→ SUPPLIED MATERIAL:
··········

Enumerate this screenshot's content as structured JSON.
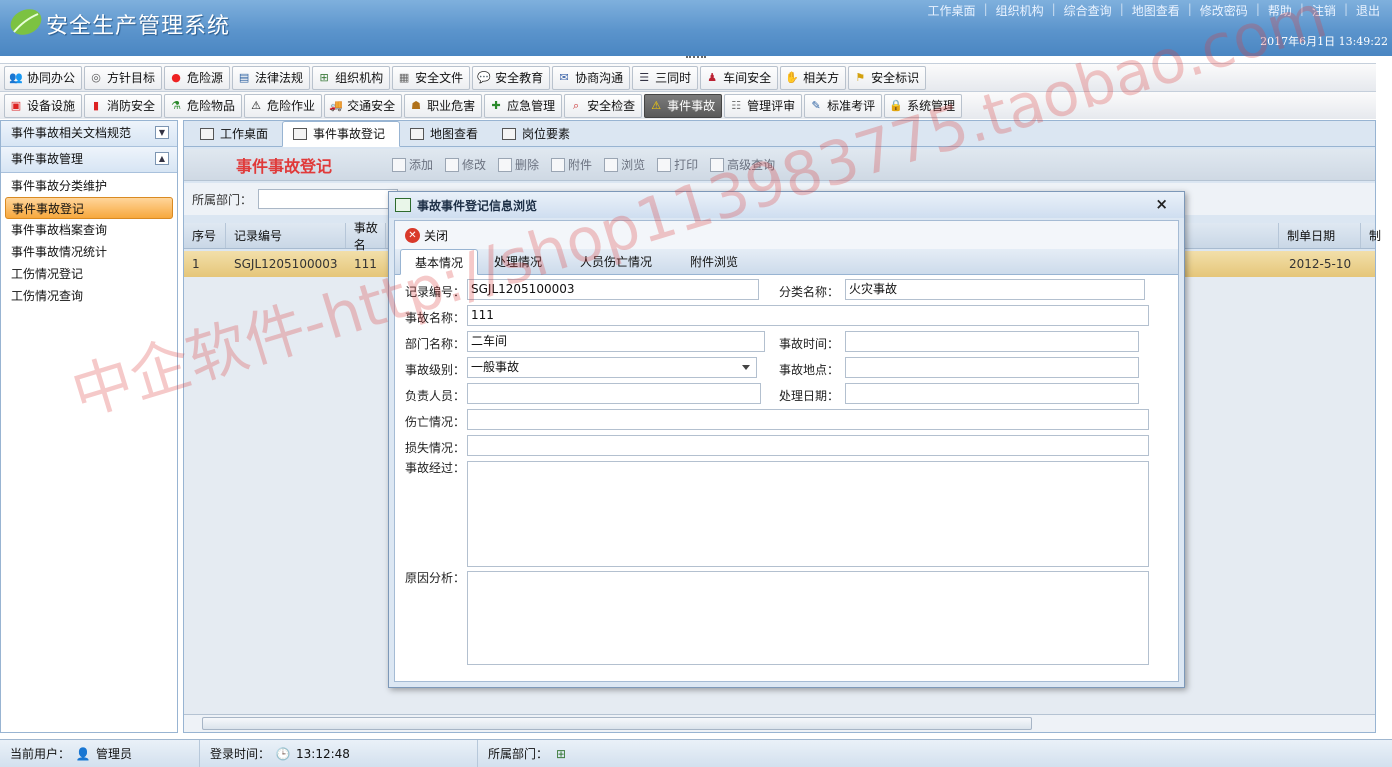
{
  "app": {
    "title": "安全生产管理系统",
    "datetime": "2017年6月1日 13:49:22"
  },
  "top_links": [
    "工作桌面",
    "组织机构",
    "综合查询",
    "地图查看",
    "修改密码",
    "帮助",
    "注销",
    "退出"
  ],
  "menu_row1": [
    {
      "label": "协同办公",
      "icon": "people-icon"
    },
    {
      "label": "方针目标",
      "icon": "target-icon"
    },
    {
      "label": "危险源",
      "icon": "red-dot-icon"
    },
    {
      "label": "法律法规",
      "icon": "book-icon"
    },
    {
      "label": "组织机构",
      "icon": "org-chart-icon"
    },
    {
      "label": "安全文件",
      "icon": "document-icon"
    },
    {
      "label": "安全教育",
      "icon": "speech-icon"
    },
    {
      "label": "协商沟通",
      "icon": "mail-icon"
    },
    {
      "label": "三同时",
      "icon": "list-icon"
    },
    {
      "label": "车间安全",
      "icon": "worker-icon"
    },
    {
      "label": "相关方",
      "icon": "handshake-icon"
    },
    {
      "label": "安全标识",
      "icon": "flag-icon"
    }
  ],
  "menu_row2": [
    {
      "label": "设备设施",
      "icon": "device-icon"
    },
    {
      "label": "消防安全",
      "icon": "extinguisher-icon"
    },
    {
      "label": "危险物品",
      "icon": "flask-icon"
    },
    {
      "label": "危险作业",
      "icon": "hazard-icon"
    },
    {
      "label": "交通安全",
      "icon": "vehicle-icon"
    },
    {
      "label": "职业危害",
      "icon": "health-icon"
    },
    {
      "label": "应急管理",
      "icon": "emergency-icon"
    },
    {
      "label": "安全检查",
      "icon": "magnifier-icon"
    },
    {
      "label": "事件事故",
      "icon": "warning-icon",
      "active": true
    },
    {
      "label": "管理评审",
      "icon": "review-icon"
    },
    {
      "label": "标准考评",
      "icon": "pencil-icon"
    },
    {
      "label": "系统管理",
      "icon": "lock-icon"
    }
  ],
  "sidebar": {
    "section1": "事件事故相关文档规范",
    "section2": "事件事故管理",
    "items": [
      "事件事故分类维护",
      "事件事故登记",
      "事件事故档案查询",
      "事件事故情况统计",
      "工伤情况登记",
      "工伤情况查询"
    ],
    "selected_index": 1
  },
  "tabs": [
    "工作桌面",
    "事件事故登记",
    "地图查看",
    "岗位要素"
  ],
  "active_tab": 1,
  "page_heading": "事件事故登记",
  "actions": [
    "添加",
    "修改",
    "删除",
    "附件",
    "浏览",
    "打印",
    "高级查询"
  ],
  "filter": {
    "label": "所属部门："
  },
  "grid": {
    "headers": [
      "序号",
      "记录编号",
      "事故名",
      "制单日期",
      "制"
    ],
    "rows": [
      [
        "1",
        "SGJL1205100003",
        "111",
        "2012-5-10"
      ]
    ]
  },
  "dialog": {
    "title": "事故事件登记信息浏览",
    "close_label": "关闭",
    "tabs": [
      "基本情况",
      "处理情况",
      "人员伤亡情况",
      "附件浏览"
    ],
    "fields": {
      "record_no_label": "记录编号：",
      "record_no": "SGJL1205100003",
      "category_label": "分类名称：",
      "category": "火灾事故",
      "accident_name_label": "事故名称：",
      "accident_name": "111",
      "department_label": "部门名称：",
      "department": "二车间",
      "accident_time_label": "事故时间：",
      "accident_time": "",
      "level_label": "事故级别：",
      "level": "一般事故",
      "location_label": "事故地点：",
      "location": "",
      "person_label": "负责人员：",
      "person": "",
      "handle_date_label": "处理日期：",
      "handle_date": "",
      "casualty_label": "伤亡情况：",
      "casualty": "",
      "loss_label": "损失情况：",
      "loss": "",
      "process_label": "事故经过：",
      "process": "",
      "cause_label": "原因分析：",
      "cause": ""
    }
  },
  "statusbar": {
    "user_label": "当前用户：",
    "user": "管理员",
    "login_label": "登录时间：",
    "login_time": "13:12:48",
    "dept_label": "所属部门："
  },
  "watermark": "中企软件-http://shop113983775.taobao.com"
}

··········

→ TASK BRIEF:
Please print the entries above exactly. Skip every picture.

→ EXERCISE ANSWER:
Enumerate this screenshot's content as structured JSON.
{
  "app": {
    "title": "安全生产管理系统",
    "datetime": "2017年6月1日 13:49:22"
  },
  "top_links": [
    "工作桌面",
    "组织机构",
    "综合查询",
    "地图查看",
    "修改密码",
    "帮助",
    "注销",
    "退出"
  ],
  "menu_row1": [
    {
      "label": "协同办公",
      "icon": "people-icon"
    },
    {
      "label": "方针目标",
      "icon": "target-icon"
    },
    {
      "label": "危险源",
      "icon": "red-dot-icon"
    },
    {
      "label": "法律法规",
      "icon": "book-icon"
    },
    {
      "label": "组织机构",
      "icon": "org-chart-icon"
    },
    {
      "label": "安全文件",
      "icon": "document-icon"
    },
    {
      "label": "安全教育",
      "icon": "speech-icon"
    },
    {
      "label": "协商沟通",
      "icon": "mail-icon"
    },
    {
      "label": "三同时",
      "icon": "list-icon"
    },
    {
      "label": "车间安全",
      "icon": "worker-icon"
    },
    {
      "label": "相关方",
      "icon": "handshake-icon"
    },
    {
      "label": "安全标识",
      "icon": "flag-icon"
    }
  ],
  "menu_row2": [
    {
      "label": "设备设施",
      "icon": "device-icon"
    },
    {
      "label": "消防安全",
      "icon": "extinguisher-icon"
    },
    {
      "label": "危险物品",
      "icon": "flask-icon"
    },
    {
      "label": "危险作业",
      "icon": "hazard-icon"
    },
    {
      "label": "交通安全",
      "icon": "vehicle-icon"
    },
    {
      "label": "职业危害",
      "icon": "health-icon"
    },
    {
      "label": "应急管理",
      "icon": "emergency-icon"
    },
    {
      "label": "安全检查",
      "icon": "magnifier-icon"
    },
    {
      "label": "事件事故",
      "icon": "warning-icon",
      "active": true
    },
    {
      "label": "管理评审",
      "icon": "review-icon"
    },
    {
      "label": "标准考评",
      "icon": "pencil-icon"
    },
    {
      "label": "系统管理",
      "icon": "lock-icon"
    }
  ],
  "sidebar": {
    "section1": "事件事故相关文档规范",
    "section2": "事件事故管理",
    "items": [
      "事件事故分类维护",
      "事件事故登记",
      "事件事故档案查询",
      "事件事故情况统计",
      "工伤情况登记",
      "工伤情况查询"
    ],
    "selected_index": 1
  },
  "tabs": [
    "工作桌面",
    "事件事故登记",
    "地图查看",
    "岗位要素"
  ],
  "active_tab": 1,
  "page_heading": "事件事故登记",
  "actions": [
    "添加",
    "修改",
    "删除",
    "附件",
    "浏览",
    "打印",
    "高级查询"
  ],
  "filter": {
    "label": "所属部门："
  },
  "grid": {
    "headers": [
      "序号",
      "记录编号",
      "事故名",
      "制单日期",
      "制"
    ],
    "rows": [
      [
        "1",
        "SGJL1205100003",
        "111",
        "2012-5-10"
      ]
    ]
  },
  "dialog": {
    "title": "事故事件登记信息浏览",
    "close_label": "关闭",
    "tabs": [
      "基本情况",
      "处理情况",
      "人员伤亡情况",
      "附件浏览"
    ],
    "fields": {
      "record_no_label": "记录编号：",
      "record_no": "SGJL1205100003",
      "category_label": "分类名称：",
      "category": "火灾事故",
      "accident_name_label": "事故名称：",
      "accident_name": "111",
      "department_label": "部门名称：",
      "department": "二车间",
      "accident_time_label": "事故时间：",
      "accident_time": "",
      "level_label": "事故级别：",
      "level": "一般事故",
      "location_label": "事故地点：",
      "location": "",
      "person_label": "负责人员：",
      "person": "",
      "handle_date_label": "处理日期：",
      "handle_date": "",
      "casualty_label": "伤亡情况：",
      "casualty": "",
      "loss_label": "损失情况：",
      "loss": "",
      "process_label": "事故经过：",
      "process": "",
      "cause_label": "原因分析：",
      "cause": ""
    }
  },
  "statusbar": {
    "user_label": "当前用户：",
    "user": "管理员",
    "login_label": "登录时间：",
    "login_time": "13:12:48",
    "dept_label": "所属部门："
  },
  "watermark": "中企软件-http://shop113983775.taobao.com"
}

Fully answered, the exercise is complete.